= DATA TO USE =
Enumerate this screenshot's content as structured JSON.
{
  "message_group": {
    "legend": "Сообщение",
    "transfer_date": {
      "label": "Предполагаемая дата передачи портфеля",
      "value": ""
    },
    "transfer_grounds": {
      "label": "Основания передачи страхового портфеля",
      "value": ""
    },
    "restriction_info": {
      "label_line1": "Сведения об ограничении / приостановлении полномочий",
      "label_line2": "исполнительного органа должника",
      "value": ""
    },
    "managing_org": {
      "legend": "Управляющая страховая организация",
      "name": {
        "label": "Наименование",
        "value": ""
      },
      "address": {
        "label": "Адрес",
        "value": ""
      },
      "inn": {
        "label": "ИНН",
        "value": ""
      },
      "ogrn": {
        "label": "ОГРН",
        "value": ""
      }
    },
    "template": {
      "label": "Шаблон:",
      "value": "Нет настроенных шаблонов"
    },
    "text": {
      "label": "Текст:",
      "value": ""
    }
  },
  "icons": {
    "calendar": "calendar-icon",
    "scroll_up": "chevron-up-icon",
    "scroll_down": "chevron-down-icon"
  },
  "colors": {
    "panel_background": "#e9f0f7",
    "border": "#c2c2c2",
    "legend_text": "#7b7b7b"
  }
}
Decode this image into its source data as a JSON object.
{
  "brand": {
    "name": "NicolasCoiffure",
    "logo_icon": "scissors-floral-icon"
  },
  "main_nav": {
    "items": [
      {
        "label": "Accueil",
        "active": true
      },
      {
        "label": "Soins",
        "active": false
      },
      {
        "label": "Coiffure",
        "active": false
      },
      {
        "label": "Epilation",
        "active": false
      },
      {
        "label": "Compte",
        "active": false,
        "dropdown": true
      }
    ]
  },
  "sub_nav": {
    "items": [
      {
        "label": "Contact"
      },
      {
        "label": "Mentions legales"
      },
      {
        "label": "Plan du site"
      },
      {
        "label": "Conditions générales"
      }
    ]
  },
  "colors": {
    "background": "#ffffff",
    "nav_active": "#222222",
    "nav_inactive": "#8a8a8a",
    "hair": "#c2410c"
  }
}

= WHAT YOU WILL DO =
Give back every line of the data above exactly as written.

= SOLUTION FOR THIS TASK =
Enumerate this screenshot's content as structured JSON.
{
  "message_group": {
    "legend": "Сообщение",
    "transfer_date": {
      "label": "Предполагаемая дата передачи портфеля",
      "value": ""
    },
    "transfer_grounds": {
      "label": "Основания передачи страхового портфеля",
      "value": ""
    },
    "restriction_info": {
      "label_line1": "Сведения об ограничении / приостановлении полномочий",
      "label_line2": "исполнительного органа должника",
      "value": ""
    },
    "managing_org": {
      "legend": "Управляющая страховая организация",
      "name": {
        "label": "Наименование",
        "value": ""
      },
      "address": {
        "label": "Адрес",
        "value": ""
      },
      "inn": {
        "label": "ИНН",
        "value": ""
      },
      "ogrn": {
        "label": "ОГРН",
        "value": ""
      }
    },
    "template": {
      "label": "Шаблон:",
      "value": "Нет настроенных шаблонов"
    },
    "text": {
      "label": "Текст:",
      "value": ""
    }
  },
  "icons": {
    "calendar": "calendar-icon",
    "scroll_up": "chevron-up-icon",
    "scroll_down": "chevron-down-icon"
  },
  "colors": {
    "panel_background": "#e9f0f7",
    "border": "#c2c2c2",
    "legend_text": "#7b7b7b"
  }
}
Decode this image into its source data as a JSON object.
{
  "brand": {
    "name": "NicolasCoiffure",
    "logo_icon": "scissors-floral-icon"
  },
  "main_nav": {
    "items": [
      {
        "label": "Accueil",
        "active": true
      },
      {
        "label": "Soins",
        "active": false
      },
      {
        "label": "Coiffure",
        "active": false
      },
      {
        "label": "Epilation",
        "active": false
      },
      {
        "label": "Compte",
        "active": false,
        "dropdown": true
      }
    ]
  },
  "sub_nav": {
    "items": [
      {
        "label": "Contact"
      },
      {
        "label": "Mentions legales"
      },
      {
        "label": "Plan du site"
      },
      {
        "label": "Conditions générales"
      }
    ]
  },
  "colors": {
    "background": "#ffffff",
    "nav_active": "#222222",
    "nav_inactive": "#8a8a8a",
    "hair": "#c2410c"
  }
}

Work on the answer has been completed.